If Providence has ordained that some gifts have passed through our hands, if we are really committed to the Proclamation of the Good News in Africa, then we can participate in the “miracle of charity” by choosing to help the poor in the most efficient way. We can dream of how we can help them become agents of their own well-being and even their own happiness. We may not be able to eradicate poverty, which has existed since the dawn of time. On the other hand, we have proof that the lives of some peoples have clearly improved over the last number of decades despite having experienced periods of extreme poverty. Do we not have confreres who give because they themselves suffered a lot from poverty and now they have made the choice to let the poor profit from the generosity of their benefactors? These are noble sentiments. However, the result is not always what is intended because it creates an attitude of dependency and it is easy to make friends with the money of the benefactors.

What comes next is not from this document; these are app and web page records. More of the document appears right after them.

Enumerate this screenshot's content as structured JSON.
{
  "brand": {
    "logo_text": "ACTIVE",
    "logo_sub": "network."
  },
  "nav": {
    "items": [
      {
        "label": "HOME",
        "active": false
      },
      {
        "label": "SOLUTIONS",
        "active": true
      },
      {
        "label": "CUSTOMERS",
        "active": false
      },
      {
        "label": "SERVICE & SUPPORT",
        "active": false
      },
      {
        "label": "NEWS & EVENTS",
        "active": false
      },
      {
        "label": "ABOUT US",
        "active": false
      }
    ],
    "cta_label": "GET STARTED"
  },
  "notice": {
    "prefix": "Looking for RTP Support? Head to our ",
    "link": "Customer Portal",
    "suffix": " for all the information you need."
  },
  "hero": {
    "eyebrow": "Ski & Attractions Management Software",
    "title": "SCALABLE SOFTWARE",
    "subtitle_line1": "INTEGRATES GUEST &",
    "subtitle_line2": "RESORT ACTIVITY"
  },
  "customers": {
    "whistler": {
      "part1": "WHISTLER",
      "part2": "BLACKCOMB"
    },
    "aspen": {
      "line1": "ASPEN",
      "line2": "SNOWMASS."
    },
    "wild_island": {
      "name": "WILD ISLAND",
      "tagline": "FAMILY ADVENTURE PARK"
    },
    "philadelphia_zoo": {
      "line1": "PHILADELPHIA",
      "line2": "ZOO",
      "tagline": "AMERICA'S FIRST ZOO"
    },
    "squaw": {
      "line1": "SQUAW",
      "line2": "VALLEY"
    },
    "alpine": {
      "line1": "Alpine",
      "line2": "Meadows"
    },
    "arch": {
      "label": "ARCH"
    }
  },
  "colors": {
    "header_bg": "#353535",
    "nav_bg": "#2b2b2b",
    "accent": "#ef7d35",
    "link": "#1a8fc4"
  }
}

|Des jeunes en apprentissage à Sharing Centre à Kampala|
For us, Missionaries of Africa, “the preferential option for the poor” could be best served, as the Treasurer General has proposed, by an internal Office for Development. It would help us to put forward community projects, which would really help the poor thanks to a judicious discernment of the projects we want to carry out. This would also involve an impact report on the project. We would gain because we are doing things together. The outcome would respect the dignity of people and have a lasting impact on their milieu. It is one thing to have money; it is another thing to know how to use it well!
We need to be daring, taking a risk to do things differently even if that will deprive us of personal “success.” What is within our reach is showing our good intentions for the poor we want to help. That is the best “preferential option for the poor.” There are many confreres who have good ideas and who are ready to share them. There are also those who receive a lot and who would like to do something good which is sustainable and which lasts. What we have to do is to be open to one another and exchange ideas frankly, even if it means talking about money.
Where are we going to find personnel for these “lovely projects”? This false question will lead us to a false answer. With whom can we do it? It will certainly involve a combined effort among ourselves.
A confrere to whom I submitted this text told me, “Beginning a school for the poor or a training centre will require regular resources, and what if one does not have them?” So then, let us not start from here. However, that does not stop us from looking for resources if we know people or organisations that could help us efficiently. The basic idea is to use wisely and rationally all those resources and make them a tool of the apostolate fot the Society as a whole rather than letting them remain in the hands of individuals.
To your pens, give us your ideas; tell us of your experiences.
Freddy Kyombo Senga, M.Afr.